Out came ‘Delia’s Cakes’ again to look at what I’d planned to bake for the week ahead and I noticed that I had scheduled her oatmeal and raisin cookies for this week… but it was 9pm on Sunday night! It had to be done. The oven went on and my mixing bowl came out and by 10pm we had 24 oatmeal and raisin cookies cooling on the rack.

Here is Delia’s recipe: http://www.deliaonline.com/recipes/cuisine/european/english/oat-and-raisin-cookies.html

cookies

I’m slightly ashamed to say that I didn’t quite trust Delia’s recipe… I thought it was way too heavy on the dry ingredients and when I mixed in the butter and egg I felt the mixture was far too crumbly so like the idiot I am, I defied her by adding a tablespoonish sized squirt of golden syrup to help bind my mixture but this instead just made it very sticky and harder to shape (most of it ended up stuck to my hands and the bowl) and as you can see my cookies splayed a little more than ideal so I’ve ended up with something a bit flatter than desired. Despite all this, they taste absolutely fantastic!

They actually act as a great breakfast on the move – the cereally quality leant to them by the oatmeal makes them a kind of cookie shaped cereal bar!

Week 3: 15th of January – Traditional Madeira

I really love Madeira. I know some see it as boring but if you get a good one it is such a lovely clean taste, it lets you really appreciate the quality of the sponge without bogging you down in loads of fancy flavours. My favourite way of eating Madeira is with a little spread of jam or on its own with a cup of tea. But as it’s essentially a lemon cake, it goes really well with a bit of lemon curd and well would you believe it, I made five jars of the stuff earlier this week! What are the chances?

As always I used a recipe from good old reliable ‘Delia’s Cakes’ because if anyone knows how to make the best Madeira you’d imagine it would be a close call between Delia and Mary Berry… but I think Delia would probably clinch it.

So here’s the recipe I used – it really couldn’t be simpler: http://www.deliaonline.com/recipes/cuisine/european/english/madeira-cake.html

Madeira

I followed this recipe TO THE LETTER and got a perfect result. When sifting the dry ingredients from height, don’t be put off by the big white cloud that will envelope you – it will be worth your while I promise.
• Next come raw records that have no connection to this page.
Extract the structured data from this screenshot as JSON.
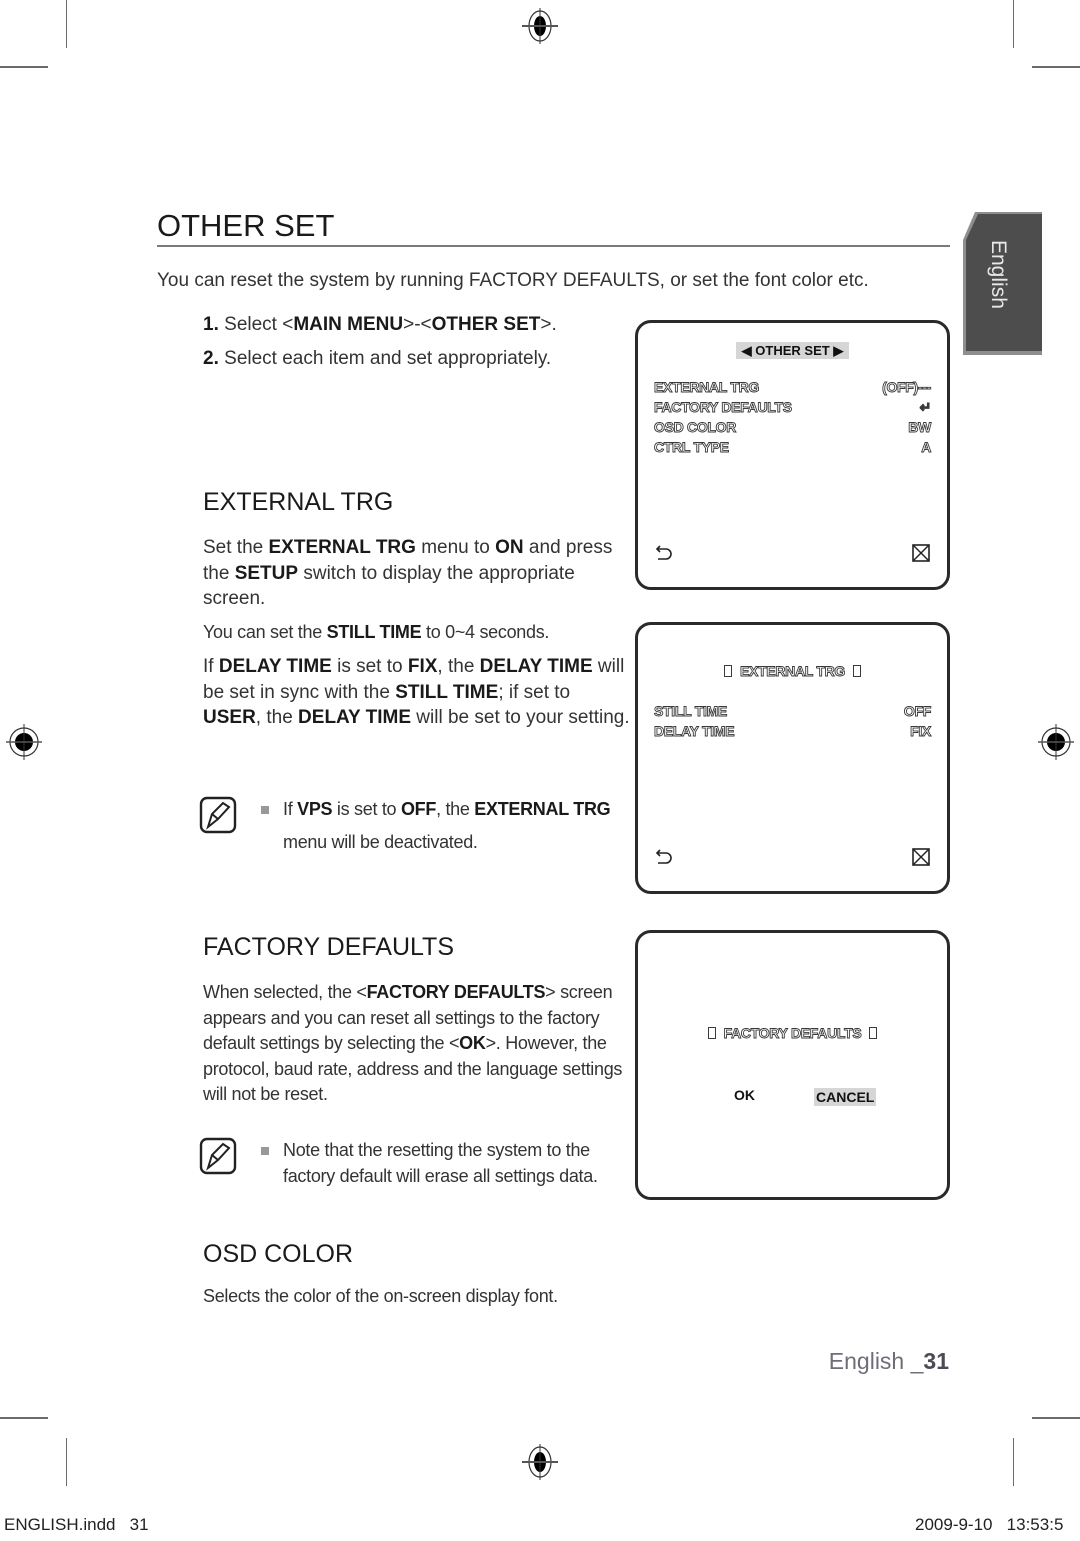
{
  "page": {
    "title": "OTHER SET",
    "intro": "You can reset the system by running FACTORY DEFAULTS, or set the font color etc.",
    "steps": [
      {
        "num": "1.",
        "pre": "Select <",
        "b1": "MAIN MENU",
        "mid": ">-<",
        "b2": "OTHER SET",
        "post": ">."
      },
      {
        "num": "2.",
        "text": "Select each item and set appropriately."
      }
    ],
    "side_tab": "English",
    "footer": {
      "lang": "English _",
      "page": "31"
    },
    "slug": {
      "file": "ENGLISH.indd   31",
      "date": "2009-9-10   13:53:5"
    }
  },
  "external_trg": {
    "heading": "EXTERNAL TRG",
    "p1": {
      "a": "Set the ",
      "b1": "EXTERNAL TRG",
      "c": " menu to ",
      "b2": "ON",
      "d": " and press the ",
      "b3": "SETUP",
      "e": " switch to display the appropriate screen."
    },
    "p2": {
      "a": "You can set the ",
      "b1": "STILL TIME",
      "c": " to 0~4 seconds."
    },
    "p3": {
      "a": "If ",
      "b1": "DELAY TIME",
      "c": " is set to ",
      "b2": "FIX",
      "d": ", the ",
      "b3": "DELAY TIME",
      "e": " will be set in sync with the ",
      "b4": "STILL TIME",
      "f": "; if set to ",
      "b5": "USER",
      "g": ", the ",
      "b6": "DELAY TIME",
      "h": " will be set to your setting."
    },
    "note": {
      "a": "If ",
      "b1": "VPS",
      "c": " is set to ",
      "b2": "OFF",
      "d": ", the ",
      "b3": "EXTERNAL TRG",
      "e": " menu will be deactivated."
    }
  },
  "factory_defaults": {
    "heading": "FACTORY DEFAULTS",
    "p1": {
      "a": "When selected, the <",
      "b1": "FACTORY DEFAULTS",
      "c": "> screen appears and you can reset all settings to the factory default settings by selecting the <",
      "b2": "OK",
      "d": ">. However, the protocol, baud rate, address and the language settings will not be reset."
    },
    "note": "Note that the resetting the system to the factory default will erase all settings data."
  },
  "osd_color": {
    "heading": "OSD COLOR",
    "p1": "Selects the color of the on-screen display font."
  },
  "osd_screens": {
    "other_set": {
      "title": "OTHER SET",
      "rows": [
        {
          "label": "EXTERNAL TRG",
          "value": "(OFF)---"
        },
        {
          "label": "FACTORY DEFAULTS",
          "value": "↵"
        },
        {
          "label": "OSD COLOR",
          "value": "BW"
        },
        {
          "label": "CTRL TYPE",
          "value": "A"
        }
      ]
    },
    "external_trg": {
      "title": "EXTERNAL TRG",
      "rows": [
        {
          "label": "STILL TIME",
          "value": "OFF"
        },
        {
          "label": "DELAY TIME",
          "value": "FIX"
        }
      ]
    },
    "factory_defaults": {
      "title": "FACTORY DEFAULTS",
      "ok": "OK",
      "cancel": "CANCEL"
    }
  }
}
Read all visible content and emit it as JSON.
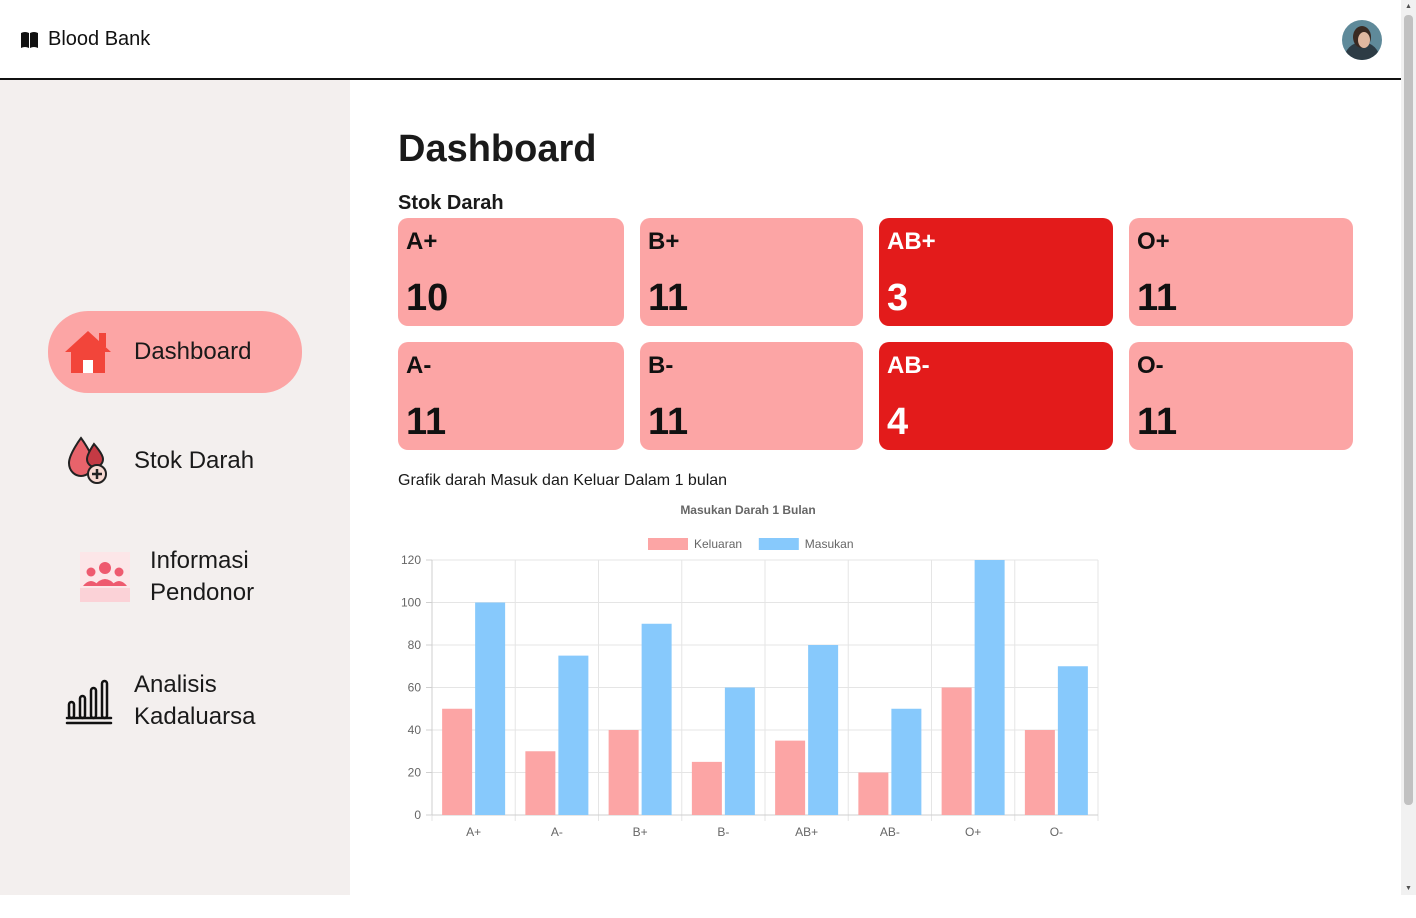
{
  "app": {
    "title": "Blood Bank"
  },
  "sidebar": {
    "items": [
      {
        "label": "Dashboard",
        "icon": "house-icon",
        "active": true
      },
      {
        "label": "Stok Darah",
        "icon": "blood-drop-icon"
      },
      {
        "label": "Informasi Pendonor",
        "icon": "donor-group-icon"
      },
      {
        "label": "Analisis Kadaluarsa",
        "icon": "bar-chart-icon"
      }
    ]
  },
  "main": {
    "title": "Dashboard",
    "stock_title": "Stok Darah",
    "stock": [
      {
        "type": "A+",
        "count": "10",
        "low": false
      },
      {
        "type": "B+",
        "count": "11",
        "low": false
      },
      {
        "type": "AB+",
        "count": "3",
        "low": true
      },
      {
        "type": "O+",
        "count": "11",
        "low": false
      },
      {
        "type": "A-",
        "count": "11",
        "low": false
      },
      {
        "type": "B-",
        "count": "11",
        "low": false
      },
      {
        "type": "AB-",
        "count": "4",
        "low": true
      },
      {
        "type": "O-",
        "count": "11",
        "low": false
      }
    ],
    "chart_caption": "Grafik darah Masuk dan Keluar Dalam 1 bulan"
  },
  "colors": {
    "card": "#fca5a5",
    "card_low": "#e31b1b",
    "keluaran": "#fca5a5",
    "masukan": "#87c9fc",
    "sidebar": "#f3efee"
  },
  "chart_data": {
    "type": "bar",
    "title": "Masukan Darah 1 Bulan",
    "categories": [
      "A+",
      "A-",
      "B+",
      "B-",
      "AB+",
      "AB-",
      "O+",
      "O-"
    ],
    "series": [
      {
        "name": "Keluaran",
        "color": "#fca5a5",
        "values": [
          50,
          30,
          40,
          25,
          35,
          20,
          60,
          40
        ]
      },
      {
        "name": "Masukan",
        "color": "#87c9fc",
        "values": [
          100,
          75,
          90,
          60,
          80,
          50,
          120,
          70
        ]
      }
    ],
    "yticks": [
      "0",
      "20",
      "40",
      "60",
      "80",
      "100",
      "120"
    ],
    "ylim": [
      0,
      120
    ],
    "grid": true,
    "legend": "top"
  }
}
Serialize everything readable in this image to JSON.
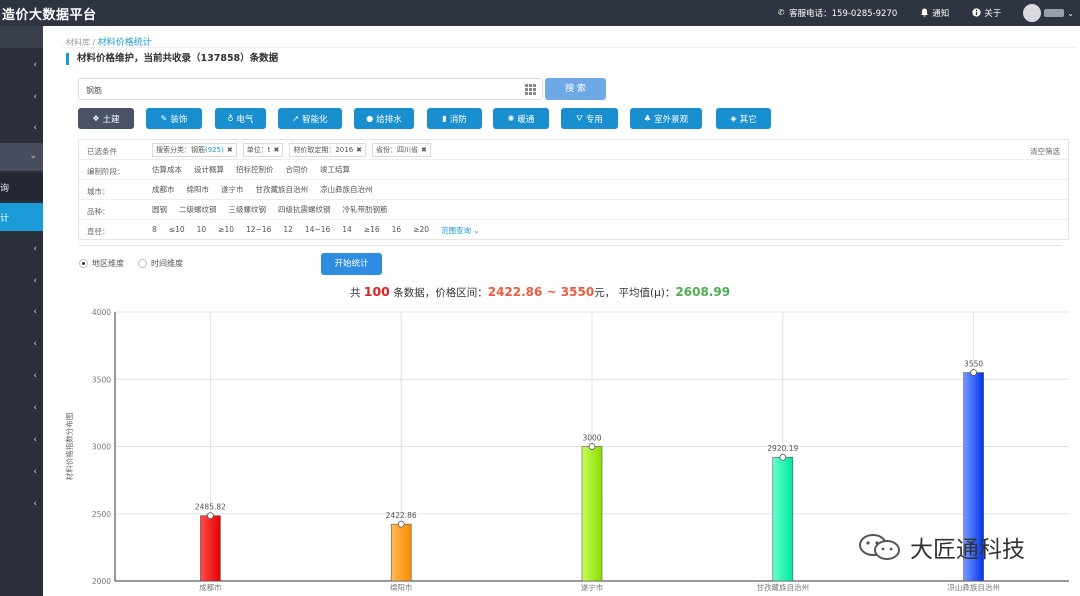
{
  "app": {
    "title": "造价大数据平台"
  },
  "header": {
    "hotline_label": "客服电话：159-0285-9270",
    "notice_label": "通知",
    "about_label": "关于"
  },
  "sidebar": {
    "sub_items": [
      {
        "label": "询"
      },
      {
        "label": "计"
      }
    ]
  },
  "breadcrumb": {
    "parent": "材料库 /",
    "current": "材料价格统计"
  },
  "page_title": "材料价格维护，当前共收录（137858）条数据",
  "search": {
    "value": "钢筋",
    "button_label": "搜 索"
  },
  "categories": [
    {
      "label": "土建",
      "icon": "dropbox-icon"
    },
    {
      "label": "装饰",
      "icon": "brush-icon"
    },
    {
      "label": "电气",
      "icon": "bulb-icon"
    },
    {
      "label": "智能化",
      "icon": "rocket-icon"
    },
    {
      "label": "给排水",
      "icon": "drop-icon"
    },
    {
      "label": "消防",
      "icon": "extinguisher-icon"
    },
    {
      "label": "暖通",
      "icon": "sun-icon"
    },
    {
      "label": "专用",
      "icon": "road-icon"
    },
    {
      "label": "室外景观",
      "icon": "tree-icon"
    },
    {
      "label": "其它",
      "icon": "tag-icon"
    }
  ],
  "filters": {
    "selected": {
      "label": "已选条件",
      "tags": [
        {
          "text": "搜索分类：钢筋",
          "count": "(925)"
        },
        {
          "text": "单位：t",
          "count": ""
        },
        {
          "text": "材价取定期：2016",
          "count": ""
        },
        {
          "text": "省份：四川省",
          "count": ""
        }
      ],
      "clear_label": "清空筛选"
    },
    "stage": {
      "label": "编制阶段：",
      "options": [
        "估算成本",
        "设计概算",
        "招标控制价",
        "合同价",
        "竣工结算"
      ]
    },
    "city": {
      "label": "城市：",
      "options": [
        "成都市",
        "绵阳市",
        "遂宁市",
        "甘孜藏族自治州",
        "凉山彝族自治州"
      ]
    },
    "variety": {
      "label": "品种：",
      "options": [
        "圆钢",
        "二级螺纹钢",
        "三级螺纹钢",
        "四级抗震螺纹钢",
        "冷轧带肋钢筋"
      ]
    },
    "diameter": {
      "label": "直径：",
      "options": [
        "8",
        "≤10",
        "10",
        "≥10",
        "12~16",
        "12",
        "14~16",
        "14",
        "≥16",
        "16",
        "≥20"
      ],
      "range_label": "范围查询"
    }
  },
  "dimension": {
    "region_label": "地区维度",
    "time_label": "时间维度",
    "start_label": "开始统计"
  },
  "summary": {
    "prefix": "共",
    "count": "100",
    "mid": "条数据，价格区间：",
    "range": "2422.86 ~ 3550",
    "unit": "元，",
    "avg_label": "平均值(μ)：",
    "avg": "2608.99"
  },
  "chart_data": {
    "type": "bar",
    "categories": [
      "成都市",
      "绵阳市",
      "遂宁市",
      "甘孜藏族自治州",
      "凉山彝族自治州"
    ],
    "values": [
      2485.82,
      2422.86,
      3000,
      2920.19,
      3550
    ],
    "value_labels": [
      "2485.82",
      "2422.86",
      "3000",
      "2920.19",
      "3550"
    ],
    "ylabel": "材料价格指数分布图",
    "ylim": [
      2000,
      4000
    ],
    "yticks": [
      "2000",
      "2500",
      "3000",
      "3500",
      "4000"
    ],
    "grid": true,
    "bar_colors": [
      [
        "#ff4d4d",
        "#e80000"
      ],
      [
        "#ffbb55",
        "#ff8a00"
      ],
      [
        "#c8ff5a",
        "#88dd00"
      ],
      [
        "#66ffcc",
        "#00e6a0"
      ],
      [
        "#7799ff",
        "#0033ee"
      ]
    ]
  },
  "watermark": {
    "text": "大匠通科技"
  }
}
Due to the high sifting, this is probably the lightest sponge I’ve ever produced and it had a lovely rise.

A tip to make life easier – prepare all of your ingredients beforehand so all you have left to do is combine. By this, I mean chop and weight your butter in a dish, beat your eggs and zest your lemon in advance. The only reason I say this is that sometimes these bits can be a bit time consuming and can put you out of step with the recipe if you have to stop halfway through and start zesting and chopping. Read through the whole recipe first and prepare anything that needs preparing. Then you can follow the recipe more smoothly and easily and you’re less likely to miss a step or an ingredient out!

I served mine with a mug of hot lemon tea and a dollop of my home made lemon curd. Delicious 